Dont eat the green parts of tomatoes, cut the green off the potatoes. Any child would know that eating these parts of vegetables is a bad idea. The reason behind this is that they contain secondary plant compounds which may have detrimental effects on the consumer.
Each night, tropical fruit-eating bats ingest large amounts of secondary plant compounds with their food. This may become particularly problematic for pregnant or lactating bat mothers, since secondary plant compounds may damage the embryo or the juvenile. Now,a scientific study describes for the first time how female fruit-eating bats deal with this situation. In a study published in the online journal PLoS ONE, researchers from the Berlin Leibniz Institute for Zoo and Wildlife Research (IZW), Boston University and Cornell University, found evidence that fruit-eating bats take up large amounts of mineral rich water and clay from so-called mineral licks to detoxify the secondary plant compounds they ingest in fruits.
Bats include more than 1200 species, represent the second most species rich mammalian group and are important seed dispersers in tropical rain forests. Dr. Christian Voigt and his colleagues captured pregnant and lactating bats at mineral licks in the Amazonian rainforest of Ecuador.
At first glance it seemed that bats visit these sites for the same purpose as other animals such as large tapirs or birds, i.e. to meet their daily mineral requirements, Voigt describes their initial thoughts when they started the study. Bat mothers have particularly high mineral demands, because their juveniles cannot be weaned before they have reached almost adult size.
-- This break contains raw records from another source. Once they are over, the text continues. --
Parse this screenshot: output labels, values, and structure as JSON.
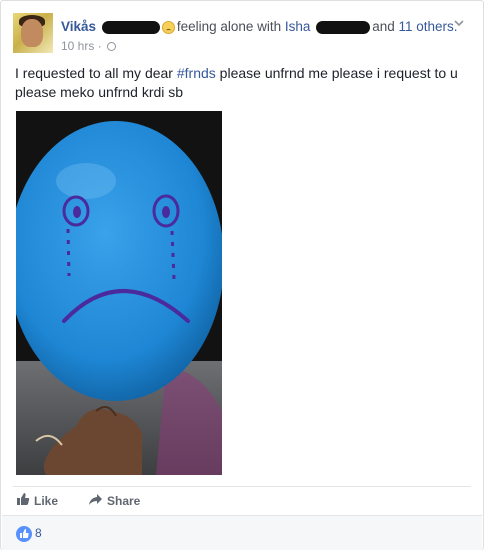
{
  "post": {
    "author": "Vikås",
    "feeling_text": "feeling alone with",
    "tagged_name": "Isha",
    "and_text": "and",
    "others_link": "11 others.",
    "timestamp": "10 hrs",
    "separator": "·",
    "body_prefix": "I requested to all my dear ",
    "hashtag": "#frnds",
    "body_suffix": " please unfrnd me please i request to u please meko unfrnd krdi sb"
  },
  "actions": {
    "like_label": "Like",
    "share_label": "Share"
  },
  "reactions": {
    "count": "8"
  },
  "colors": {
    "link": "#365899",
    "balloon": "#1f87d6",
    "ink": "#4a2a9c"
  },
  "icons": {
    "feeling": "sad-face-emoji-icon",
    "privacy": "globe-icon",
    "menu": "chevron-down-icon",
    "like": "thumbs-up-icon",
    "share": "share-arrow-icon",
    "reaction": "like-reaction-icon"
  }
}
To our amazement, we found fruits to be relatively rich in minerals compared to insects, states Dr. Voigt. In the present study, the researchers focused on one bat species that feeds on both fruits and insects.
The study demonstrates that although insects and not fruits had a low mineral cont
|Contact: Dr. Christian Voigt|
Public Library of Science